• Work required:
Read each of the lines below and tally those with "Show"; the tally is the whole answer.

• Information given:

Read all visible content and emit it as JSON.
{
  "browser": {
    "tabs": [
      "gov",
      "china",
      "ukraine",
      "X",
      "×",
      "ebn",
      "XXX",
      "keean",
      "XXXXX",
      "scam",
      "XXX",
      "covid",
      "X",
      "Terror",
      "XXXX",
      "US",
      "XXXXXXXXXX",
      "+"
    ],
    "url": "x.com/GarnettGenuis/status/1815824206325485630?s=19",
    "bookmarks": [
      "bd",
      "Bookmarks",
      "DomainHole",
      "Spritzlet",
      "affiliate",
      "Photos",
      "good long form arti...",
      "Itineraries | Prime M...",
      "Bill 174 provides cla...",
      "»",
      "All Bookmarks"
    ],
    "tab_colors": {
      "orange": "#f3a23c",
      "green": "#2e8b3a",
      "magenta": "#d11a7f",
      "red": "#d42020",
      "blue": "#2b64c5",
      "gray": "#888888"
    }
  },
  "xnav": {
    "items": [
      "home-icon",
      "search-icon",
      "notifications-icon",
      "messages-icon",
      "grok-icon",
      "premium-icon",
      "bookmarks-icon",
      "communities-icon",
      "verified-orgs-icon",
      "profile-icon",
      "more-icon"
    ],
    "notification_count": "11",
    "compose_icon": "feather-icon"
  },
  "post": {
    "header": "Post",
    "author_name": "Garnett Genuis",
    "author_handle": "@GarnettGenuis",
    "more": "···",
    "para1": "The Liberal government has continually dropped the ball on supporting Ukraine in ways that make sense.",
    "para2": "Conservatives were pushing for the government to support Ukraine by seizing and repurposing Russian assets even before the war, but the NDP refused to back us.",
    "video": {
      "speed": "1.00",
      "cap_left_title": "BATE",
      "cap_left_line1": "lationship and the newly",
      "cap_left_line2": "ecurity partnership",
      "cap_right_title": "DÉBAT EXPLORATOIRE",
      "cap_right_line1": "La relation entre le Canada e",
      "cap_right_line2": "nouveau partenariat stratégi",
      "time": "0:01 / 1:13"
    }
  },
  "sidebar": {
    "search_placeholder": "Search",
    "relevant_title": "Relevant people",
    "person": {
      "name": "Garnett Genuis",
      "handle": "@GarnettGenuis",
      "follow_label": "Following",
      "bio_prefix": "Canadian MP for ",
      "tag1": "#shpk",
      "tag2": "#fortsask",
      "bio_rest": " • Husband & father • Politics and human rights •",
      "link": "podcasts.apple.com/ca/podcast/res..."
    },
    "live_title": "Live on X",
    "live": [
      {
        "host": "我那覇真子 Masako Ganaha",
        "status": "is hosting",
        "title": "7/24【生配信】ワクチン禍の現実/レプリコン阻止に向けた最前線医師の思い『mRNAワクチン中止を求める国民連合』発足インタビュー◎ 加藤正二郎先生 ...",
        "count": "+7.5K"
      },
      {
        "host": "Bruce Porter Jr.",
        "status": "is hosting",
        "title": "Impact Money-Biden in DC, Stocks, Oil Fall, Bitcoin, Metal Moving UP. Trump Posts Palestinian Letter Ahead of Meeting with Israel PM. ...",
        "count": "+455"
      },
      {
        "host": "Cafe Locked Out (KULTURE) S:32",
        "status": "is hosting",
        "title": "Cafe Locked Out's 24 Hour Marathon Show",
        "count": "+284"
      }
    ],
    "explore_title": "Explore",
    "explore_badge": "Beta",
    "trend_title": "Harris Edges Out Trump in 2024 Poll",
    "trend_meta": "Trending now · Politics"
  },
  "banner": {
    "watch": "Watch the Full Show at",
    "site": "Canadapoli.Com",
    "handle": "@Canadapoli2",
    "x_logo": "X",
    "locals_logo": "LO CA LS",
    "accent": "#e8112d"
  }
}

• Expected answer:
2